[Dataset rows for apps and sites]
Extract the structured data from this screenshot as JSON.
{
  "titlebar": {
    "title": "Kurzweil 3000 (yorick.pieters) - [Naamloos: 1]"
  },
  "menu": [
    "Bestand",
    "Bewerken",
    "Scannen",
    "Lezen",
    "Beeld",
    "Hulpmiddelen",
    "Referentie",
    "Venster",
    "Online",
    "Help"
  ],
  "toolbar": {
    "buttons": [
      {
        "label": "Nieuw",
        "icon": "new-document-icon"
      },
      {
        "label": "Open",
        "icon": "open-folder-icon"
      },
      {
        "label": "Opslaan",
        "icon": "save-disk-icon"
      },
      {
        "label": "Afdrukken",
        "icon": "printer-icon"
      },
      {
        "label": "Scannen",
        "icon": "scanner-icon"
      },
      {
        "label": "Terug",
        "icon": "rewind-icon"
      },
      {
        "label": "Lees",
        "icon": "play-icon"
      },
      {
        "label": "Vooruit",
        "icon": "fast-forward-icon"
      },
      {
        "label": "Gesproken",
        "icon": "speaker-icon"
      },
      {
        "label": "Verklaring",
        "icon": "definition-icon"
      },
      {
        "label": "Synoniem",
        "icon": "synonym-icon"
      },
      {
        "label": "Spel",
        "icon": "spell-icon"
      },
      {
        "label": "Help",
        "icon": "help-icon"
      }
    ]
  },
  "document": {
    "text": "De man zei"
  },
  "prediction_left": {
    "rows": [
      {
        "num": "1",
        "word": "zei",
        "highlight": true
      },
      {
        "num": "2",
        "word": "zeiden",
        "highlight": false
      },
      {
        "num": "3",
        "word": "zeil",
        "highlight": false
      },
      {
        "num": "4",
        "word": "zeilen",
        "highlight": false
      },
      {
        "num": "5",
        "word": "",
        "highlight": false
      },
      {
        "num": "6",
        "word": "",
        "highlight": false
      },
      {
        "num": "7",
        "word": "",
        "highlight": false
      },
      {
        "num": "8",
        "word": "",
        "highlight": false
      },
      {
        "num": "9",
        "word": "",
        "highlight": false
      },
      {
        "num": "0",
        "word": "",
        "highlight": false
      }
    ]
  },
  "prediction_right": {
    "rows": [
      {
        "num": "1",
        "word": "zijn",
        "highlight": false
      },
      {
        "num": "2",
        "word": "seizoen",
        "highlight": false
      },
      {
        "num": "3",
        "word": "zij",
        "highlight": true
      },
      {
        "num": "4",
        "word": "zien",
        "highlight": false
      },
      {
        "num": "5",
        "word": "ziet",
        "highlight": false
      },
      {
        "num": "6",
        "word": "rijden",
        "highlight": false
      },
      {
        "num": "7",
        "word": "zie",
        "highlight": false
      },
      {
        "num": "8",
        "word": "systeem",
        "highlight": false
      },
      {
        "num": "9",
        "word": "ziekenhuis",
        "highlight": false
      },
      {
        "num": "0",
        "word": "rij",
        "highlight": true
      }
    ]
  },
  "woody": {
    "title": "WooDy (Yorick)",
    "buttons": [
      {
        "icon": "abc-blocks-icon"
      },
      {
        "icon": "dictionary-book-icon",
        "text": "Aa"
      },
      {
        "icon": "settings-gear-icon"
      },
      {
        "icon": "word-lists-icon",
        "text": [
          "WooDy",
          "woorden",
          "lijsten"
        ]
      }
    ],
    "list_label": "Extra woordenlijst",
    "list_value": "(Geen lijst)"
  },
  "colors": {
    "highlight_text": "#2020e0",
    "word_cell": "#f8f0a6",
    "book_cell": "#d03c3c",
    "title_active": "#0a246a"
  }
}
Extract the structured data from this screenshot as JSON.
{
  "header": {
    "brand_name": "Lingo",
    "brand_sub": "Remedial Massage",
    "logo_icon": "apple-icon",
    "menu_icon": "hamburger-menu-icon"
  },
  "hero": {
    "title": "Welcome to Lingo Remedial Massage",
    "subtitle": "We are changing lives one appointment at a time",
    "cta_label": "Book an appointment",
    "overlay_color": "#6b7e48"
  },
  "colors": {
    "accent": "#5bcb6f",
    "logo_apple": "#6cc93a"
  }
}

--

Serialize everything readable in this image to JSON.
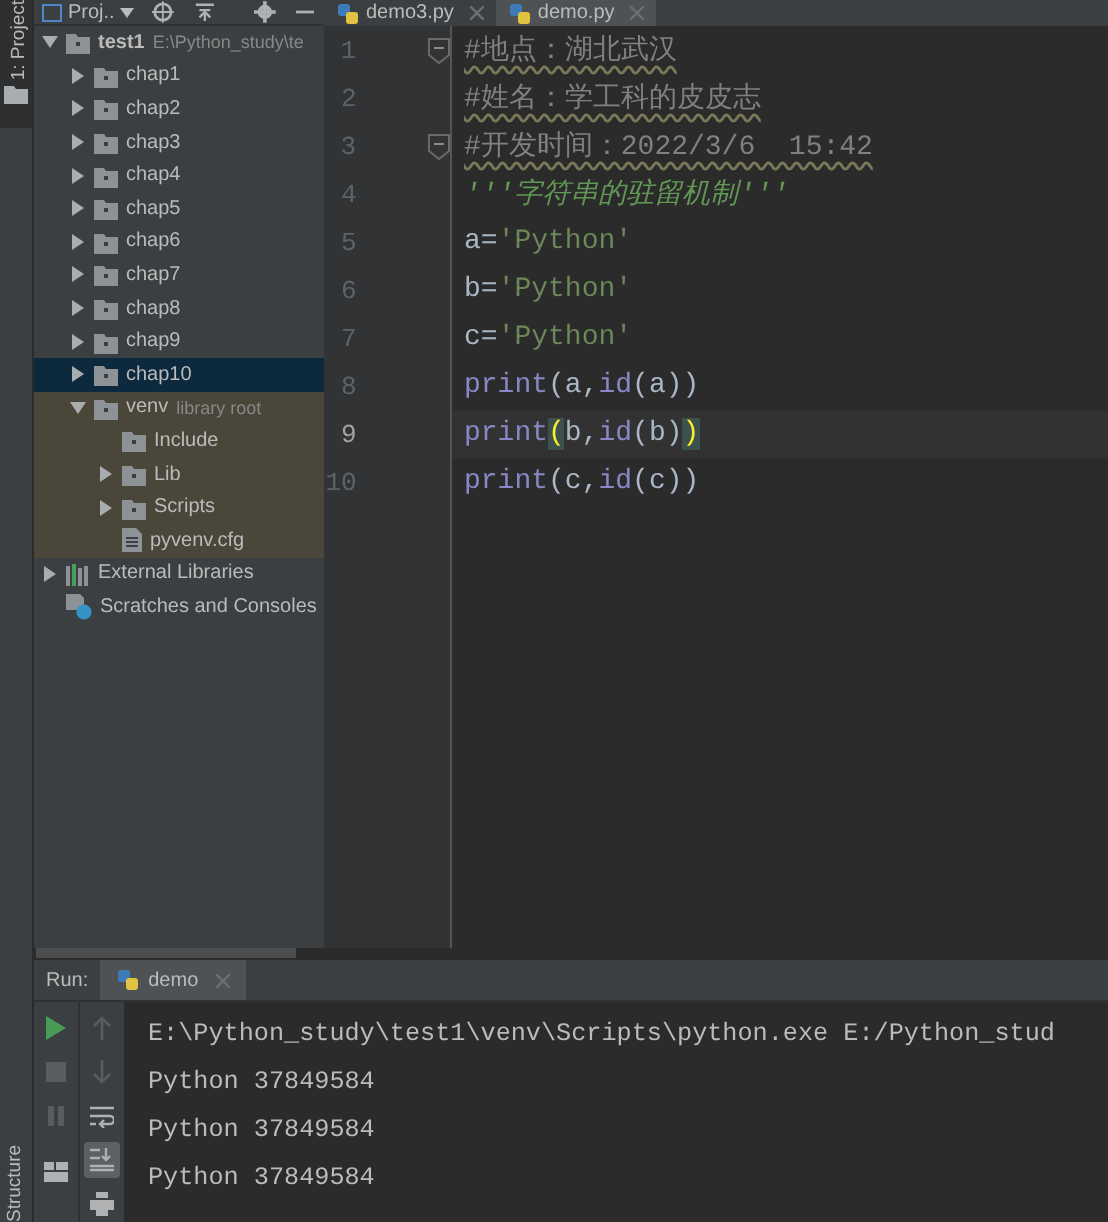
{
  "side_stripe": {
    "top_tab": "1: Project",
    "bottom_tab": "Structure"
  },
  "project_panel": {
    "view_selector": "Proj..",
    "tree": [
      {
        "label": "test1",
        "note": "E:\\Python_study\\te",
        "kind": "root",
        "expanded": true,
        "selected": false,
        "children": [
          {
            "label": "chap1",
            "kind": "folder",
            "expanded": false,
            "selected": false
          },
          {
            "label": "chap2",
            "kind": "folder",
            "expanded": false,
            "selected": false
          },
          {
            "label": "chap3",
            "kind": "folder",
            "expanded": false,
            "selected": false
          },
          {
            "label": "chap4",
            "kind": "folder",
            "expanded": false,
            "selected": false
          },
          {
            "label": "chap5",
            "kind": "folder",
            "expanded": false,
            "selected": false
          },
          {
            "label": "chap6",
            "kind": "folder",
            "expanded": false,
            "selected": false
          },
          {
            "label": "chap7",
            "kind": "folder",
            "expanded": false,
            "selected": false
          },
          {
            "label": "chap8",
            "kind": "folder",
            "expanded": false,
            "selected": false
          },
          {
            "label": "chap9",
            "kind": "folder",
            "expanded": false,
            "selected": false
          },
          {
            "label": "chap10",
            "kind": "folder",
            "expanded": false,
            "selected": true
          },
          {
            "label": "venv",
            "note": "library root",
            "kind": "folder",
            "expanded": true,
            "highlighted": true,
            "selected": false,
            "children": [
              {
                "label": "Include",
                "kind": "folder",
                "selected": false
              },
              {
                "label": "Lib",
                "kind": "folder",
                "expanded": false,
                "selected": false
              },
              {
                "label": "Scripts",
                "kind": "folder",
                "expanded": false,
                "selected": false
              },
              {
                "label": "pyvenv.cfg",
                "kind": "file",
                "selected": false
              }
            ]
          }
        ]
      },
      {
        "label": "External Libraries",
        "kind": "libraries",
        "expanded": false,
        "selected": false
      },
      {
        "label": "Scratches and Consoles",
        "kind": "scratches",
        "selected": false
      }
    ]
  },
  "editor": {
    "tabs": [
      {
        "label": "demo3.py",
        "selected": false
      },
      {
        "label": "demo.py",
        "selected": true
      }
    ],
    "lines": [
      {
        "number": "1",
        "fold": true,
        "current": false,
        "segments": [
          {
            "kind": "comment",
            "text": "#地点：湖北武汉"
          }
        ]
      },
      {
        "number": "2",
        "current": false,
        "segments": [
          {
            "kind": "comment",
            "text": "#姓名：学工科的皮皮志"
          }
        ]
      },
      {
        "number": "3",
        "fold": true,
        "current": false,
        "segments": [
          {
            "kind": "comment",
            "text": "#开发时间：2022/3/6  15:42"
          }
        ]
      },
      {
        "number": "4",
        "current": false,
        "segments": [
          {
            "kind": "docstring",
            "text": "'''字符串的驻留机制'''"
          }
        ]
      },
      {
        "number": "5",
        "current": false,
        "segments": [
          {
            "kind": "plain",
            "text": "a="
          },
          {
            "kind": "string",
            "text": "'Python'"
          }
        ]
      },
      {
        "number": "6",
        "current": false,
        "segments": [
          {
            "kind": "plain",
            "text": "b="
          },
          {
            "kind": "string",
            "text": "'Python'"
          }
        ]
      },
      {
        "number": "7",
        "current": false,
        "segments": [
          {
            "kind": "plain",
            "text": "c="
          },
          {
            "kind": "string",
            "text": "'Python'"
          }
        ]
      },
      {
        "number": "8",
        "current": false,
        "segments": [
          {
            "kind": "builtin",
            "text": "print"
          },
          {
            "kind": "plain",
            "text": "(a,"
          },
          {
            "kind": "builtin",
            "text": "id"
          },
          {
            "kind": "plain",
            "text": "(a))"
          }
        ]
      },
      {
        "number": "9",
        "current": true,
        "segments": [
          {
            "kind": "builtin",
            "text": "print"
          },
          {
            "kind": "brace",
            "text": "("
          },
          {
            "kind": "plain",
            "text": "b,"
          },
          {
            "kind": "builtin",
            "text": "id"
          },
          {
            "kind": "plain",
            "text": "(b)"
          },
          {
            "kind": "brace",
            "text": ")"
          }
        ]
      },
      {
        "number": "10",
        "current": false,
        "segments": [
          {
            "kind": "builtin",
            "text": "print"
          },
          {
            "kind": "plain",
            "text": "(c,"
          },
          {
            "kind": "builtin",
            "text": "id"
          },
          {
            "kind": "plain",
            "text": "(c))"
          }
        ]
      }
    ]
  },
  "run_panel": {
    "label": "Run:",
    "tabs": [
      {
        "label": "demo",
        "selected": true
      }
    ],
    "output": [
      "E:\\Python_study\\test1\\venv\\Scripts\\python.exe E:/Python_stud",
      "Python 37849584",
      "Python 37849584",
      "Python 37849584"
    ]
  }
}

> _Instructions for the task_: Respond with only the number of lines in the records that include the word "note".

> _Written response_: 2